▶ Source material:
= Beginning of Section =

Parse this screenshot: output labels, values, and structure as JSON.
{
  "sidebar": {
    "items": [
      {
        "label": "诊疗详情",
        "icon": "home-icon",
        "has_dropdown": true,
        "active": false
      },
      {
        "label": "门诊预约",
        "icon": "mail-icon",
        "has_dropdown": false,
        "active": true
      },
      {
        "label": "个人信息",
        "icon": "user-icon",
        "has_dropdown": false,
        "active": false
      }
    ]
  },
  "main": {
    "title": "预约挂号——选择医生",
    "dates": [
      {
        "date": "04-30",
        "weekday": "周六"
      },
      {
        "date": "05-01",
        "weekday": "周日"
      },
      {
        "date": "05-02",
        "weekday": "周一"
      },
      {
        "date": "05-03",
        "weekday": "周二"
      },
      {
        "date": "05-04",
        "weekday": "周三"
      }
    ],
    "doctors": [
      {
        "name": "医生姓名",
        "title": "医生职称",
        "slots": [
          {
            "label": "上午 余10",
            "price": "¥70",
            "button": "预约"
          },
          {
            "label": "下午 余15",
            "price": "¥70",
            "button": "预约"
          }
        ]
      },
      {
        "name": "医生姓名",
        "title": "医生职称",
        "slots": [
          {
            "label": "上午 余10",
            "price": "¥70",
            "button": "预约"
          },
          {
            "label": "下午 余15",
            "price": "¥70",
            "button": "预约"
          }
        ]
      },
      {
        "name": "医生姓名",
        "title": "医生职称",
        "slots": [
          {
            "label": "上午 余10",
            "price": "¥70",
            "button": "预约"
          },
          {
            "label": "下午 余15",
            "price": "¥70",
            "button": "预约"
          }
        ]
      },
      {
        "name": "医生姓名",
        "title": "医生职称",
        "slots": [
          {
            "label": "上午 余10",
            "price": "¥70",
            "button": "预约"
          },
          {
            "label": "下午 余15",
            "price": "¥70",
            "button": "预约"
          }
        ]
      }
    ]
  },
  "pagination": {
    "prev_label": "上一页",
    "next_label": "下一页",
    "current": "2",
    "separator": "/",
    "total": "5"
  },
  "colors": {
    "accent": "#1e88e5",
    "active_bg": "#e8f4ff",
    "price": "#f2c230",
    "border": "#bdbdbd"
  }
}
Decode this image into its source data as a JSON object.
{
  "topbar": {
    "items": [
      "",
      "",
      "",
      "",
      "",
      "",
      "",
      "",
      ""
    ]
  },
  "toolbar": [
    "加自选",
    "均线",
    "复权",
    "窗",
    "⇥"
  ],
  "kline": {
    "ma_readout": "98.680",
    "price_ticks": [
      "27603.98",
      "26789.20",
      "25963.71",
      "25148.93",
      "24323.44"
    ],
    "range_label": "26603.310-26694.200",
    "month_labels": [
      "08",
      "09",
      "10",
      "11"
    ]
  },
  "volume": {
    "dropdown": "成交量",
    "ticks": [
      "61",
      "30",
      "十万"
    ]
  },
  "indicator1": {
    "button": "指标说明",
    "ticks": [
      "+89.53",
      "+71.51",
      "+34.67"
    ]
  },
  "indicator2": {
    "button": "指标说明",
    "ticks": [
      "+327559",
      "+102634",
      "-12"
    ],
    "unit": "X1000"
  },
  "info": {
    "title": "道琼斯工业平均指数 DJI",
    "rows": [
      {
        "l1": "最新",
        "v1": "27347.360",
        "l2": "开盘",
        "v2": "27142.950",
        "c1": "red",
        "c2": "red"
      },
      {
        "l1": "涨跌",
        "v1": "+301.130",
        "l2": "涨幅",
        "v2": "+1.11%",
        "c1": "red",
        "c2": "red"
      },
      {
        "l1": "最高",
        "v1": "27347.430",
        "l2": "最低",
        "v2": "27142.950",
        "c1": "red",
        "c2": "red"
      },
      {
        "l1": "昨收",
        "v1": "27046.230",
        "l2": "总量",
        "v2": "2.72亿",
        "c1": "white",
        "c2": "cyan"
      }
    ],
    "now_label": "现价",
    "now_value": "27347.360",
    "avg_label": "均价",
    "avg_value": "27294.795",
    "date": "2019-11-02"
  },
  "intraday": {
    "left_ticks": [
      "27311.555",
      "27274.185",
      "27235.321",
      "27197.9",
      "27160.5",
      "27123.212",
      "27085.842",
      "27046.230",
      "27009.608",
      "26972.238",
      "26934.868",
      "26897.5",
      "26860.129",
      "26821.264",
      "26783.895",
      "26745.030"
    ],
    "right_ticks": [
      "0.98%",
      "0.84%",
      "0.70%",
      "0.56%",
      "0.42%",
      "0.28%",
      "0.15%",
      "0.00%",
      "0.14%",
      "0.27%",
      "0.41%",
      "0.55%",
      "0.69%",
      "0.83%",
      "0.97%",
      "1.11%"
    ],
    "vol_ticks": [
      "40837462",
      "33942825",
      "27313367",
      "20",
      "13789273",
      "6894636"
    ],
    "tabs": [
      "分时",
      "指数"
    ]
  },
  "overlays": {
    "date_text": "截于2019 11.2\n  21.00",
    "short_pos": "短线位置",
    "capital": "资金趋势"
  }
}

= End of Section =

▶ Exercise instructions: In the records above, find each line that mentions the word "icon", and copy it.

▶ Exercise solution:
        "icon": "home-icon",
        "icon": "mail-icon",
        "icon": "user-icon",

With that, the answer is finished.